What the task asks ::
Read through the data below and state how many of its lines contain the word "Creators", adding nothing.

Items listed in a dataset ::
▬▬▬

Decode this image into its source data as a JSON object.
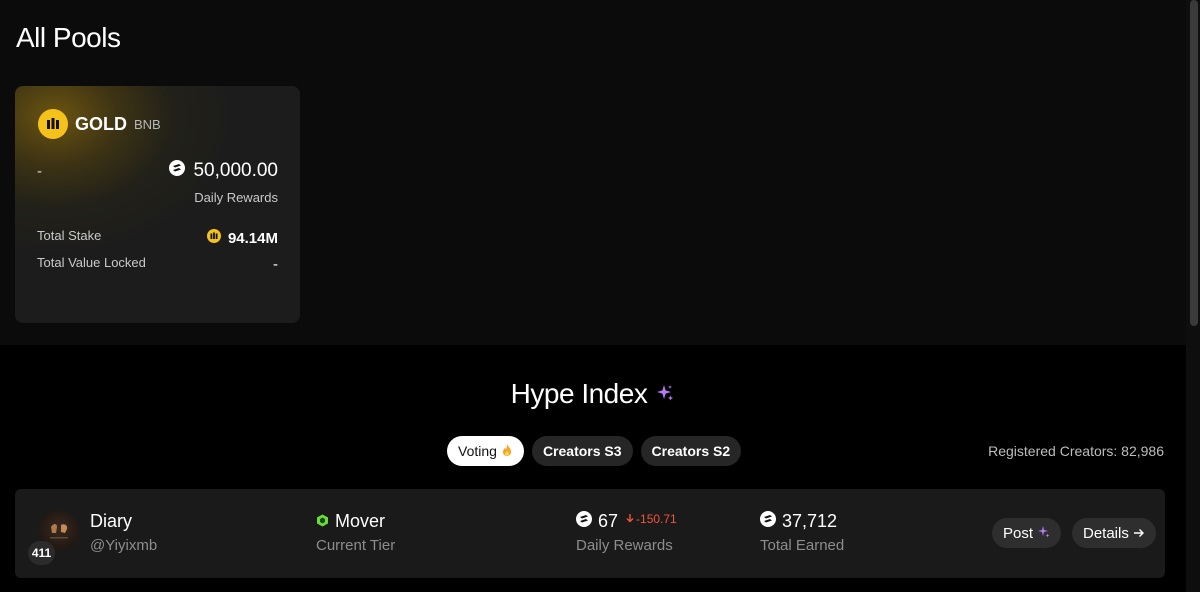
{
  "page": {
    "title": "All Pools"
  },
  "pool": {
    "name": "GOLD",
    "chain": "BNB",
    "apr": "-",
    "daily_rewards_value": "50,000.00",
    "daily_rewards_label": "Daily Rewards",
    "total_stake_label": "Total Stake",
    "total_stake_value": "94.14M",
    "tvl_label": "Total Value Locked",
    "tvl_value": "-",
    "icon": "gold-token-icon",
    "reward_icon": "reward-token-icon",
    "brand_color": "#f4c21b"
  },
  "hype": {
    "title": "Hype Index",
    "title_icon": "sparkle-icon",
    "tabs": [
      {
        "label": "Voting",
        "icon": "fire-icon",
        "active": true
      },
      {
        "label": "Creators S3",
        "active": false
      },
      {
        "label": "Creators S2",
        "active": false
      }
    ],
    "registered_creators": "Registered Creators: 82,986"
  },
  "creator": {
    "rank": "411",
    "name": "Diary",
    "handle": "@Yiyixmb",
    "tier": "Mover",
    "tier_label": "Current Tier",
    "daily_rewards": "67",
    "daily_change": "-150.71",
    "daily_label": "Daily Rewards",
    "total_earned": "37,712",
    "total_earned_label": "Total Earned",
    "post_label": "Post",
    "details_label": "Details",
    "change_color": "#f0553d",
    "tier_color": "#6bdc3a"
  }
}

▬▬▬

Response to the task ::
3